From the entries below, copy out every line with "icon" in it.
▬▬▬
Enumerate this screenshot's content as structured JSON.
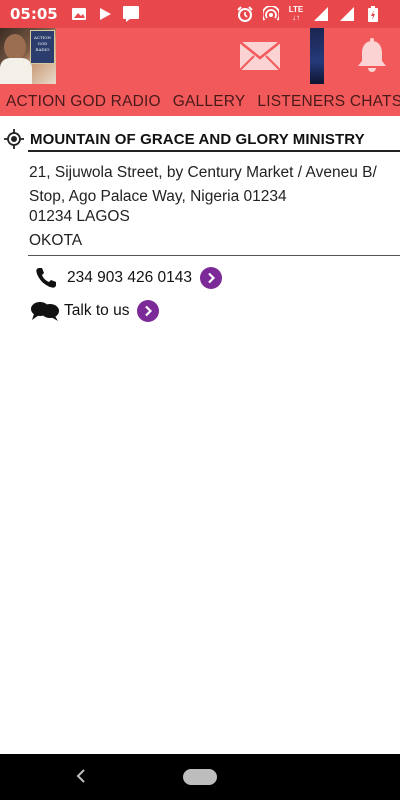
{
  "status_bar": {
    "time": "05:05",
    "network_label": "LTE"
  },
  "app_bar": {
    "logo_text": "ACTION GOD RADIO"
  },
  "tabs": [
    {
      "label": "ACTION GOD RADIO"
    },
    {
      "label": "GALLERY"
    },
    {
      "label": "LISTENERS CHATS"
    }
  ],
  "listing": {
    "title": "MOUNTAIN OF GRACE AND GLORY MINISTRY",
    "address": "21, Sijuwola Street, by Century Market / Aveneu B/ Stop, Ago Palace Way, Nigeria 01234",
    "city": "01234 LAGOS",
    "area": "OKOTA",
    "phone": "234 903 426 0143",
    "talk_label": "Talk to us"
  },
  "colors": {
    "header": "#f2595b",
    "status_bar": "#e8484b",
    "accent": "#7b2a98"
  }
}
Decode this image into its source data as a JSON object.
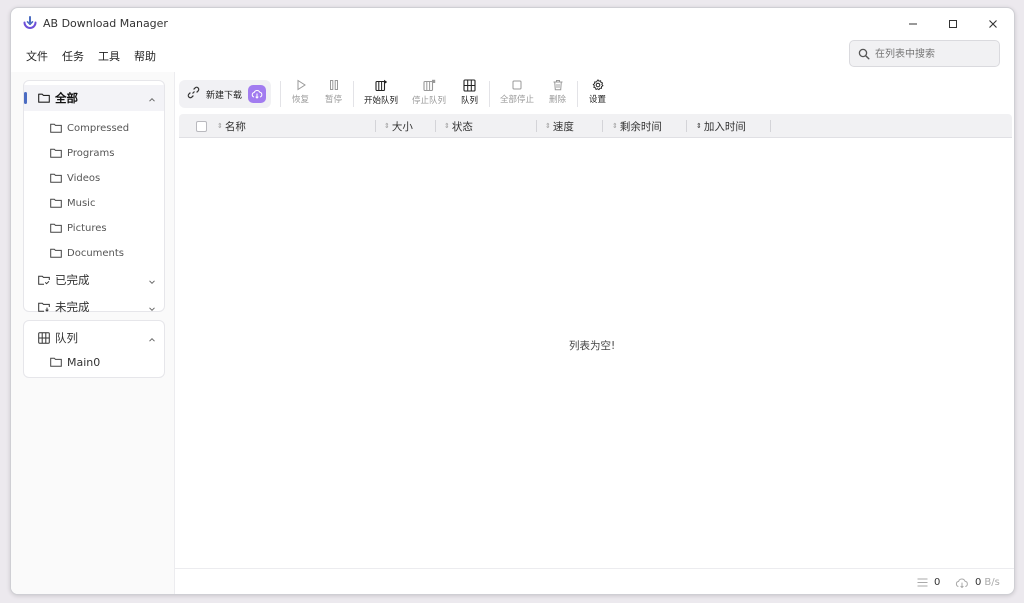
{
  "app": {
    "title": "AB Download Manager"
  },
  "colors": {
    "accent": "#4b6cc2",
    "new_download_badge": "#a27cf0"
  },
  "menu": [
    "文件",
    "任务",
    "工具",
    "帮助"
  ],
  "search": {
    "placeholder": "在列表中搜索",
    "value": ""
  },
  "sidebar": {
    "categories": {
      "all": {
        "label": "全部",
        "expanded": true
      },
      "completed": {
        "label": "已完成"
      },
      "unfinished": {
        "label": "未完成"
      }
    },
    "subcategories": [
      "Compressed",
      "Programs",
      "Videos",
      "Music",
      "Pictures",
      "Documents"
    ],
    "queues": {
      "label": "队列",
      "items": [
        {
          "name": "Main",
          "count": "0"
        }
      ]
    }
  },
  "toolbar": {
    "new_download": "新建下载",
    "buttons": {
      "resume": "恢复",
      "pause": "暂停",
      "start_queue": "开始队列",
      "stop_queue": "停止队列",
      "queue": "队列",
      "stop_all": "全部停止",
      "delete": "删除",
      "settings": "设置"
    }
  },
  "table": {
    "columns": {
      "name": "名称",
      "size": "大小",
      "status": "状态",
      "speed": "速度",
      "remaining": "剩余时间",
      "added": "加入时间"
    },
    "empty_message": "列表为空!"
  },
  "status_bar": {
    "active_count": "0",
    "speed": "0",
    "speed_unit": "B/s"
  }
}
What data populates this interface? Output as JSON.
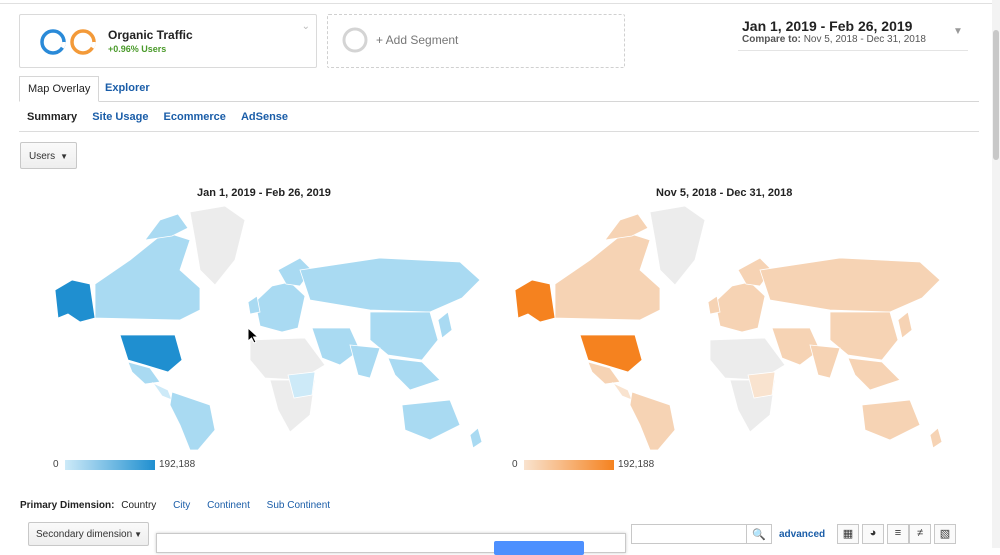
{
  "segments": {
    "organic": {
      "title": "Organic Traffic",
      "subtitle": "+0.96% Users"
    },
    "add_label": "+ Add Segment"
  },
  "date_range": {
    "primary": "Jan 1, 2019 - Feb 26, 2019",
    "compare_label": "Compare to:",
    "compare": "Nov 5, 2018 - Dec 31, 2018"
  },
  "tabs": [
    {
      "label": "Map Overlay",
      "active": true
    },
    {
      "label": "Explorer",
      "active": false
    }
  ],
  "subnav": [
    {
      "label": "Summary",
      "active": true
    },
    {
      "label": "Site Usage",
      "active": false
    },
    {
      "label": "Ecommerce",
      "active": false
    },
    {
      "label": "AdSense",
      "active": false
    }
  ],
  "metric_dropdown": "Users",
  "maps": [
    {
      "title": "Jan 1, 2019 - Feb 26, 2019",
      "legend_min": "0",
      "legend_max": "192,188",
      "colors": {
        "high": "#1f8fd0",
        "light": "#a9daf2",
        "pale": "#cdeaf8",
        "none": "#ececec"
      }
    },
    {
      "title": "Nov 5, 2018 - Dec 31, 2018",
      "legend_min": "0",
      "legend_max": "192,188",
      "colors": {
        "high": "#f5821f",
        "light": "#f6d3b4",
        "pale": "#f9e3cf",
        "none": "#ececec"
      }
    }
  ],
  "primary_dimension": {
    "label": "Primary Dimension:",
    "current": "Country",
    "options": [
      "City",
      "Continent",
      "Sub Continent"
    ]
  },
  "secondary_dimension": "Secondary dimension",
  "search": {
    "placeholder": "",
    "button_icon": "search-icon"
  },
  "advanced_label": "advanced",
  "view_buttons": [
    "grid-view-icon",
    "pie-view-icon",
    "performance-view-icon",
    "comparison-view-icon",
    "pivot-view-icon"
  ]
}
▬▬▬
_Solved exercise_:
    "button_icon": "search-icon"
    "grid-view-icon",
    "pie-view-icon",
    "performance-view-icon",
    "comparison-view-icon",
    "pivot-view-icon"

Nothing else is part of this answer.